◆ TASK INSTRUCTIONS: Set the pictures aside and return each record below precisely as written.

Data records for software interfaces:
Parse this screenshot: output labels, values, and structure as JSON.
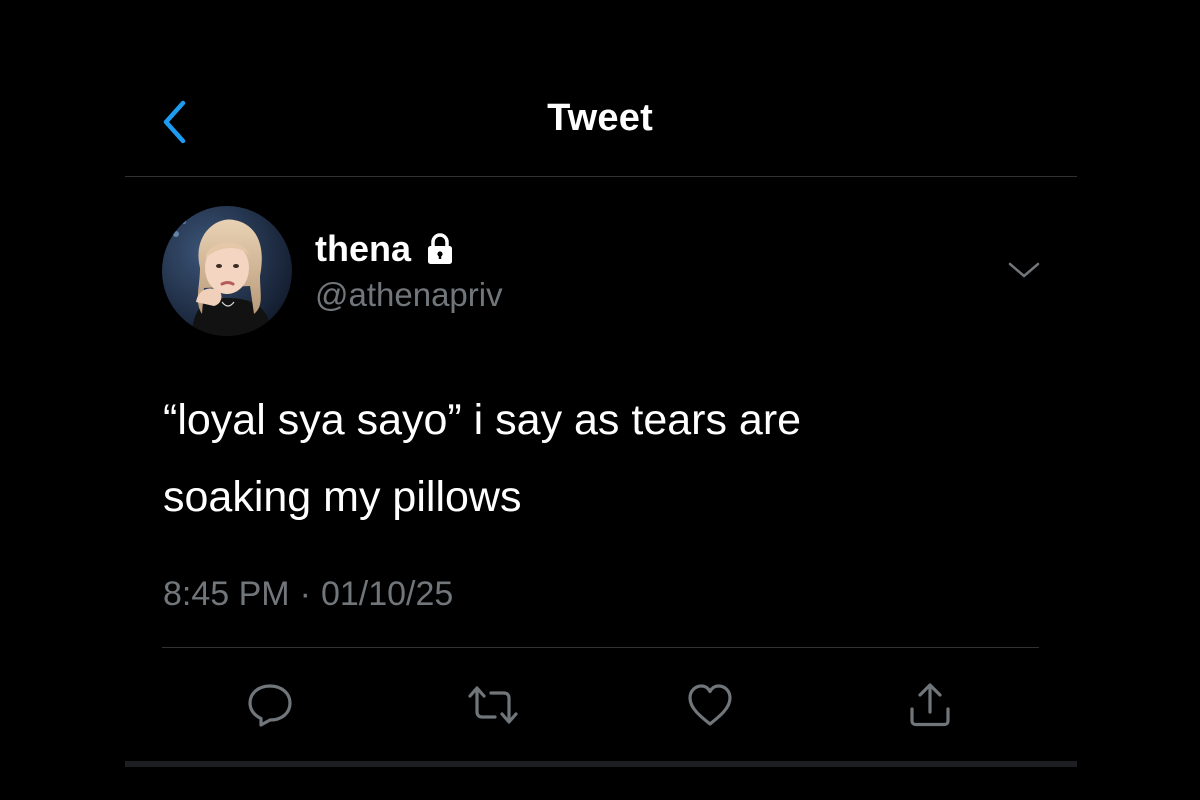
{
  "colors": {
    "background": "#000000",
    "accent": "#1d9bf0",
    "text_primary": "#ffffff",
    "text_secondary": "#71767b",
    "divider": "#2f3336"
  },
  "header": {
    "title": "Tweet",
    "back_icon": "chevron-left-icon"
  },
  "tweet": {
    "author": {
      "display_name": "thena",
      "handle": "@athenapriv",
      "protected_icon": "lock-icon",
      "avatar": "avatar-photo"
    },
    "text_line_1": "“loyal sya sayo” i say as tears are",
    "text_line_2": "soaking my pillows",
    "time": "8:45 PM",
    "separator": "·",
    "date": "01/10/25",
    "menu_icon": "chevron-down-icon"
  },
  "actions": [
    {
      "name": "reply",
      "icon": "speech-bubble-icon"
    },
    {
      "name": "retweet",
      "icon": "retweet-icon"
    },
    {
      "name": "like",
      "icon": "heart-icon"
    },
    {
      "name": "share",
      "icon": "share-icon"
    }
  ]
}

◆ COMPLETED TASK:
Parse this screenshot: output labels, values, and structure as JSON.
{
  "colors": {
    "background": "#000000",
    "accent": "#1d9bf0",
    "text_primary": "#ffffff",
    "text_secondary": "#71767b",
    "divider": "#2f3336"
  },
  "header": {
    "title": "Tweet",
    "back_icon": "chevron-left-icon"
  },
  "tweet": {
    "author": {
      "display_name": "thena",
      "handle": "@athenapriv",
      "protected_icon": "lock-icon",
      "avatar": "avatar-photo"
    },
    "text_line_1": "“loyal sya sayo” i say as tears are",
    "text_line_2": "soaking my pillows",
    "time": "8:45 PM",
    "separator": "·",
    "date": "01/10/25",
    "menu_icon": "chevron-down-icon"
  },
  "actions": [
    {
      "name": "reply",
      "icon": "speech-bubble-icon"
    },
    {
      "name": "retweet",
      "icon": "retweet-icon"
    },
    {
      "name": "like",
      "icon": "heart-icon"
    },
    {
      "name": "share",
      "icon": "share-icon"
    }
  ]
}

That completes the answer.